Indeed while the Europeans exert massive pressure on their politicians to avert war, the Arabs are cowing abjectly to their western-imposed dictators even though the violence is about to be unleashed against Arab brethren. Arabs are about to be slaughtered, their oil resources plundered, and the geo-political map of the Middle East redrawn by imperialists again. All this while the US-aided and abetted Israeli pogrom against Palestinians is being ramped up in the Occupied Territories. Does Arab cowardice know no bounds? The rodent-like scurrying and pervasive Arab malaise induced Lebanon-based writer Robert Fisk to lament: “What on earth is it with the Arabs?” (10)
Kim Petersen is an English teacher living in China. Email: firstname.lastname@example.org
(1) CBC Online Staff, “Syria criticizes Arab states for supporting U.S.,” CBC News, Monday 10 Mar 2003: http://cbc.ca/stories/2003/03/10/syria030310
(2) Agence France-Presse, “Bahraini parliament warns of devastating fallout from any Iraq war,” ClariNews, Tuesday, 31 December 2002:
(3) Maggie O'Kane, “No casus belli? Invent one!” The Guardian, Wednesday 5 February 2003: http://www.guardian.co.uk/Print/0,3858,4599302,00.html
News, Monday 10 Mar 2003: http://cbc.ca/stories/2003/03/10/jordan030310
(5) Derwin Pereira, “Glf War II's nerve center,” The Straits Times, 14 March 2003: http://straitstimes.asia1.com.sg/storyprintfriendly/0,1887,176927,00.html
(7) CBC Online Staff, “Erdogan takes Turkish PM's post,” Tuesday 11 March 2003: http://cbc.ca/stories/2003/03/10/erdogan030309

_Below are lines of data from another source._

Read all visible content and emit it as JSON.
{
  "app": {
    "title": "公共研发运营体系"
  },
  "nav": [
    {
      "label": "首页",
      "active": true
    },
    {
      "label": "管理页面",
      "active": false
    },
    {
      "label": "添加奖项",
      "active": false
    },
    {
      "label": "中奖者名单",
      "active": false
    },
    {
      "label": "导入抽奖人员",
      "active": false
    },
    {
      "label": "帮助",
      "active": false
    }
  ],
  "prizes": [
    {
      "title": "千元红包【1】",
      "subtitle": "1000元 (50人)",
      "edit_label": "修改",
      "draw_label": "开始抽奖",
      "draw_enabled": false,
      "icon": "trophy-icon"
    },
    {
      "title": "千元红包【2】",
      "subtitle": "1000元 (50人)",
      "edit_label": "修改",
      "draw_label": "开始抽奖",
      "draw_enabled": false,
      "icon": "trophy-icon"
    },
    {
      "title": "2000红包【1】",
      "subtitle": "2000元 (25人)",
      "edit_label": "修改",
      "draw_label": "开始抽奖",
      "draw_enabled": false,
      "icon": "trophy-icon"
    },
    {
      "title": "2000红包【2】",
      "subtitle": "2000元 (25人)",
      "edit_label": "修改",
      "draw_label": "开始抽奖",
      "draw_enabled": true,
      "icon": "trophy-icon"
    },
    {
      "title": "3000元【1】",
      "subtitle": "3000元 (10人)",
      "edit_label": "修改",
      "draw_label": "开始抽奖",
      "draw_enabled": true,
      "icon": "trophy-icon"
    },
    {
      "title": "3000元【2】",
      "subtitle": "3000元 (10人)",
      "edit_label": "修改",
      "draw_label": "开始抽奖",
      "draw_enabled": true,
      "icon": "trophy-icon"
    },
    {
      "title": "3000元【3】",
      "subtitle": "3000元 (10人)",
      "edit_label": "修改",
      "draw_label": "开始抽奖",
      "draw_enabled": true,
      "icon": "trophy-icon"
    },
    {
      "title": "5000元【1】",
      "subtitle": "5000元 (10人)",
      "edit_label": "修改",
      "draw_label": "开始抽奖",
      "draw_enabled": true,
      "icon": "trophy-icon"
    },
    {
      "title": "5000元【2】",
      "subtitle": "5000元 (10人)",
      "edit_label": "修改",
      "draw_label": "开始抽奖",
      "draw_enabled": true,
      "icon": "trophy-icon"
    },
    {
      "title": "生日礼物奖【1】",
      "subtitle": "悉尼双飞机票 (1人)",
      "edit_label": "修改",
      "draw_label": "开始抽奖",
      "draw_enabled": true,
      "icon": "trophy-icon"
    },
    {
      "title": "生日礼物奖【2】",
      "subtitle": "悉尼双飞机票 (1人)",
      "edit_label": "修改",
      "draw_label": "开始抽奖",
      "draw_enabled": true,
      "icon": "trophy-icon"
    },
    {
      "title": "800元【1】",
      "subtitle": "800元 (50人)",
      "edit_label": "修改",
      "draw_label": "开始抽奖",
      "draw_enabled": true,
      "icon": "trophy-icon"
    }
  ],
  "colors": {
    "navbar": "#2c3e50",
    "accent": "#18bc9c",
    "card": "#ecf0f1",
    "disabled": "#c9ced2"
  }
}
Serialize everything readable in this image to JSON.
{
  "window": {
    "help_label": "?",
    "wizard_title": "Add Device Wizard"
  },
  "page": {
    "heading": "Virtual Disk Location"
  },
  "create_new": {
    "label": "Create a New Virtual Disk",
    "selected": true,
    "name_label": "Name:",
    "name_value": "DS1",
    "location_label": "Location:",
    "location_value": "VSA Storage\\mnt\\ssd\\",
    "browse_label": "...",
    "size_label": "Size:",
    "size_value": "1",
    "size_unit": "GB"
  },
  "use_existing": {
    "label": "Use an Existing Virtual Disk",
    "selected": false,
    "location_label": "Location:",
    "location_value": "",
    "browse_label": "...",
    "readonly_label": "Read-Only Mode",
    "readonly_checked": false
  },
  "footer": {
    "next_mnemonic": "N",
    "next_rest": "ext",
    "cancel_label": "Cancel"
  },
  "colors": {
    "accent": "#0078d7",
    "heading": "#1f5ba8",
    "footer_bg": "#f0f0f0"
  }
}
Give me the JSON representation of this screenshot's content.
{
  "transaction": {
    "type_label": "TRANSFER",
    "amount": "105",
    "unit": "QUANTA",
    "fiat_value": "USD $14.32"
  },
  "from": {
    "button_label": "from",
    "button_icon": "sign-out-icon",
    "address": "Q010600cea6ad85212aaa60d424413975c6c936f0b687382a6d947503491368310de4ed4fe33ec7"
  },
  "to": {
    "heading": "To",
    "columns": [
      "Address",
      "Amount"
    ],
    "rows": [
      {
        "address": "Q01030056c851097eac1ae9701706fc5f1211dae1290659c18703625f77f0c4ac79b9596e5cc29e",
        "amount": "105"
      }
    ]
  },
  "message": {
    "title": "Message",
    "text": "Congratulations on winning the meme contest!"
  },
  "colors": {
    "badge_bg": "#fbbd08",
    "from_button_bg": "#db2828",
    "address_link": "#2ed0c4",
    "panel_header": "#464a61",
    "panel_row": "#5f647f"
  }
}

(9) Carolyne Culver, “Give Iraq’s children a chance!”, Reuters Foundation: Alert Net, 3 February 2003: http://www.alertnet.org/thenews/fromthefield/586609